Exercise requirements: Each line of the records below that holds "duration" should be copied out.

*** Data for this exercise Section Begins ***

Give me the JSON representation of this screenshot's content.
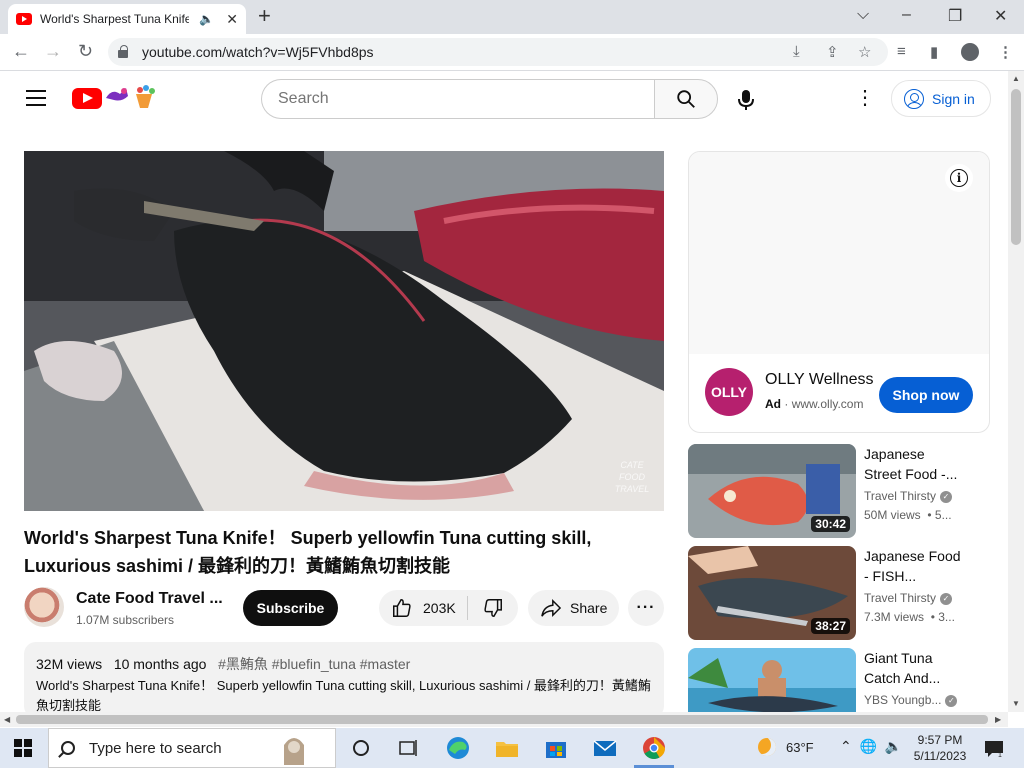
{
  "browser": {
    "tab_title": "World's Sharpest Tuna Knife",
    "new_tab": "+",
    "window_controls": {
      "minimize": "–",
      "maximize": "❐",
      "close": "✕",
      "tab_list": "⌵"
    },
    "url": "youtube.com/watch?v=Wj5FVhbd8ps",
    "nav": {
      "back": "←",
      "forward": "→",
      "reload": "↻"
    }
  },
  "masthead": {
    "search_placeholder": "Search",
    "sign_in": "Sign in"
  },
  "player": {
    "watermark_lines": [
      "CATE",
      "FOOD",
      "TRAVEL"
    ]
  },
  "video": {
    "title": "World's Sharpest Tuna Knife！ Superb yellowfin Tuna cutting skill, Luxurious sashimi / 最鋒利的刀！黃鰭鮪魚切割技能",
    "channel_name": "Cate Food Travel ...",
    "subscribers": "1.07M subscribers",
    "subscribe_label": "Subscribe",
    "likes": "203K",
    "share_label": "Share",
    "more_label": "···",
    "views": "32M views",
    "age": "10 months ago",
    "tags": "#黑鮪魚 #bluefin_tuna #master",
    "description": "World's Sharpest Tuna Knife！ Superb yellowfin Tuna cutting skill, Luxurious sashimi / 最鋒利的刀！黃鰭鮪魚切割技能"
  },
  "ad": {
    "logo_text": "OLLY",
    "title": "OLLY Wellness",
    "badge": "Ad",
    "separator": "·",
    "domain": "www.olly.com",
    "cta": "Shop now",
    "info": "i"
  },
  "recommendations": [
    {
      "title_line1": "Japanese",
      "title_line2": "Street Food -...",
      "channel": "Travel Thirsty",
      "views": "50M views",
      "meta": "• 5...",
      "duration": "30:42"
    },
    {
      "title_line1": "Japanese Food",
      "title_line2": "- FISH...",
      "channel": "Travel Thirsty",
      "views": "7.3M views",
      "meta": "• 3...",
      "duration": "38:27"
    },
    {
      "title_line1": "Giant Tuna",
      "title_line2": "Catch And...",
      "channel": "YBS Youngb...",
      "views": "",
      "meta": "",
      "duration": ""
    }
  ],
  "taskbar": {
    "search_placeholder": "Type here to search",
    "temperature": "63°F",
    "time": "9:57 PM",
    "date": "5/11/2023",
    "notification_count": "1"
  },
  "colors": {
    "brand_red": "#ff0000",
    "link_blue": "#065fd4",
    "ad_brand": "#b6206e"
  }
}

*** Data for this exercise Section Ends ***

Exercise answer:
      "duration": "30:42"
      "duration": "38:27"
      "duration": ""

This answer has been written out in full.